But while Elena had a brilliant career in academia, her passion for the law is anything but academic. She has often referred to Supreme Court Justice Thurgood Marshall, for whom she clerked, as her hero. I understand that he reciprocated by calling her “Shorty.” (Laughter.) Nonetheless, she credits him with reminding her that, as she put it, “behind law there are stories — stories of people’s lives as shaped by the law, stories of people’s lives as might be changed by the law…”
That understanding of law, not as an intellectual exercise or words on a page, but as it affects the lives of ordinary people, has animated every step of Elena’s career — including her service as Solicitor General today.
During her time in this office, she’s repeatedly defended the rights of shareholders and ordinary citizens against unscrupulous corporations. Last year, in the Citizens United case, she defended bipartisan campaign finance reform against special interests seeking to spend unlimited money to influence our elections. Despite long odds of success, with most legal analysts believing the government was unlikely to prevail in this case, Elena still chose it as her very first case to argue before the Court.
I think that says a great deal not just about Elena’s tenacity, but about her commitment to serving the American people. I think it says a great deal about her commitment to protect our fundamental rights, because in a democracy, powerful interests must not be allowed to drown out the voices of ordinary citizens.
And I think it says a great deal about the path that Elena has chosen. Someone as gifted as Elena could easily have settled into a comfortable life in a corporate law practice. Instead, she chose a life of service — service to her students, service to her country, service to the law and to all those whose lives it shapes.
And given Elena’s upbringing, it’s a choice that probably came naturally. Elena is the granddaughter of immigrants whose mother was, for 20 years, a beloved public schoolteacher — as are her two brothers, who are here today. Her father was a housing lawyer, devoted to the rights of tenants. Both were the first in their families to attend college. And from an early age, they instilled in Elena not just the value of a good education, but the importance of using it to serve others.
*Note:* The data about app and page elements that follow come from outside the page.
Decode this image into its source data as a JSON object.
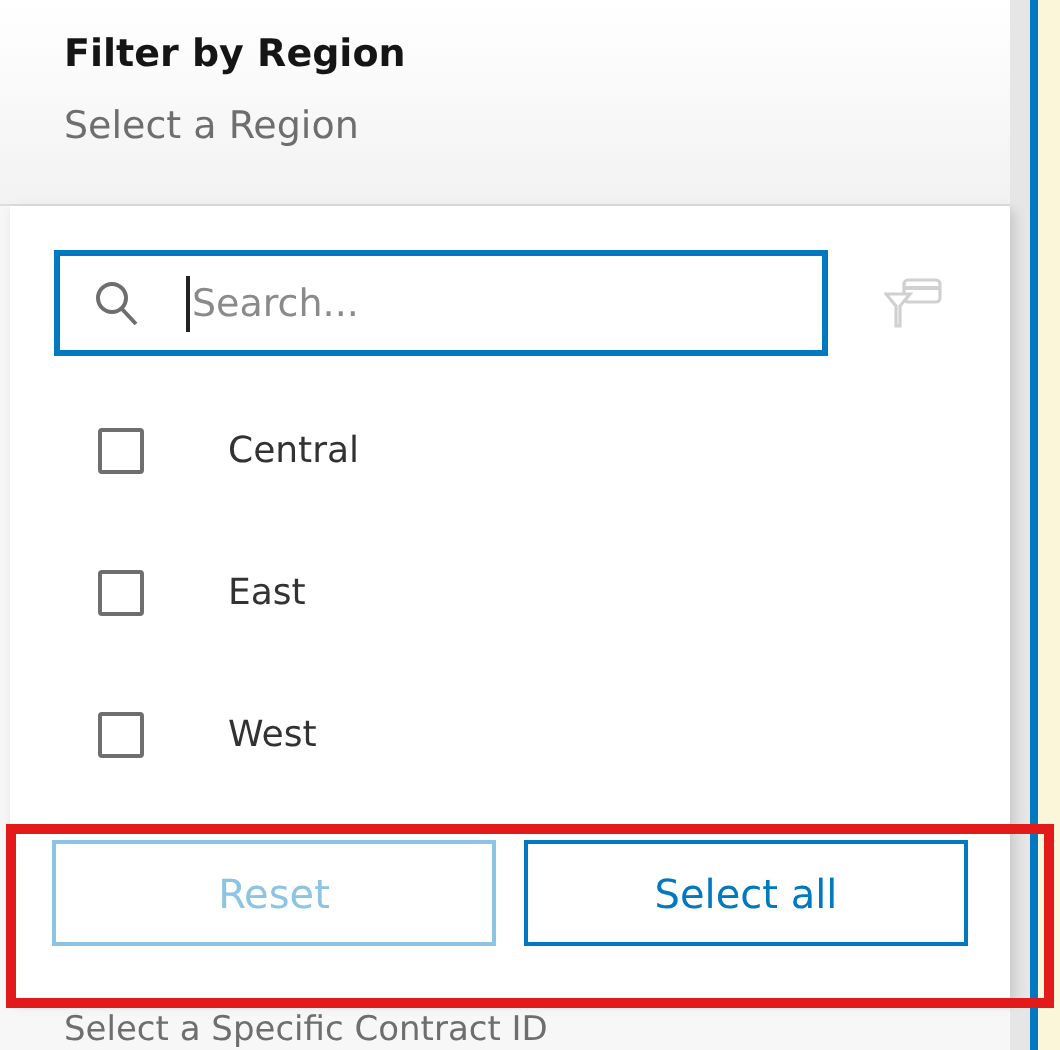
{
  "panel": {
    "title": "Filter by Region",
    "subtitle": "Select a Region"
  },
  "dropdown": {
    "search": {
      "placeholder": "Search..."
    },
    "options": [
      {
        "label": "Central",
        "checked": false
      },
      {
        "label": "East",
        "checked": false
      },
      {
        "label": "West",
        "checked": false
      }
    ],
    "buttons": [
      {
        "label": "Reset",
        "disabled": true
      },
      {
        "label": "Select all",
        "disabled": false
      }
    ]
  },
  "next_field": {
    "placeholder": "Select a Specific Contract ID"
  },
  "highlight": {
    "shown": true
  }
}
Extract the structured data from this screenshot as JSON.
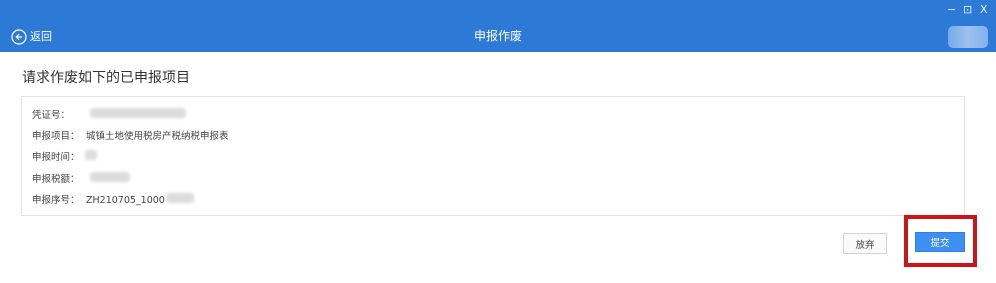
{
  "window": {
    "back_label": "返回",
    "title": "申报作废",
    "controls": {
      "minimize": "−",
      "restore": "⊡",
      "close": "X"
    }
  },
  "main": {
    "heading": "请求作废如下的已申报项目",
    "fields": [
      {
        "label": "凭证号：",
        "value": ""
      },
      {
        "label": "申报项目：",
        "value": "城镇土地使用税房产税纳税申报表"
      },
      {
        "label": "申报时间：",
        "value": ""
      },
      {
        "label": "申报税额：",
        "value": ""
      },
      {
        "label": "申报序号：",
        "value": "ZH210705_1000"
      }
    ]
  },
  "actions": {
    "abandon_label": "放弃",
    "submit_label": "提交"
  },
  "colors": {
    "titlebar": "#2d7ad6",
    "submit": "#3d8ff2",
    "highlight": "#c8161c"
  }
}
As she recalled during her Solicitor General confirmation hearings, “Both my parents wanted me to succeed in my chosen profession. But more than that, both drilled into me the importance of service, character, and integrity.”
Elena has also spoken movingly about how her mother had grown up at a time when women had few opportunities to pursue their ambitions and took great joy in watching her daughter do so.
Neither she, nor Elena’s father, lived to see this day. But I think her mother would relish this moment. I think she would relish — as I do — the prospect of three women taking their seat on the nation’s highest Court for the first time in history. (Applause.) A Court that would be more inclusive, more representative, more reflective of us as a people than ever before.
And I think they would both be tremendously proud of their daughter — a great lawyer, a great teacher, and a devoted public servant who I am confident will make an outstanding Supreme Court justice.
So I hope that the Senate will act in a bipartisan fashion, as they did in confirming Elena to be our Solicitor General last year, and that they will do so as swiftly as possible, so she can get busy and take her seat in time to fully participate in the work of the Court this fall.
With that, I would like to invite the person who I believe will be the next Supreme Court justice of the United States, Elena Kagan, to say a few words.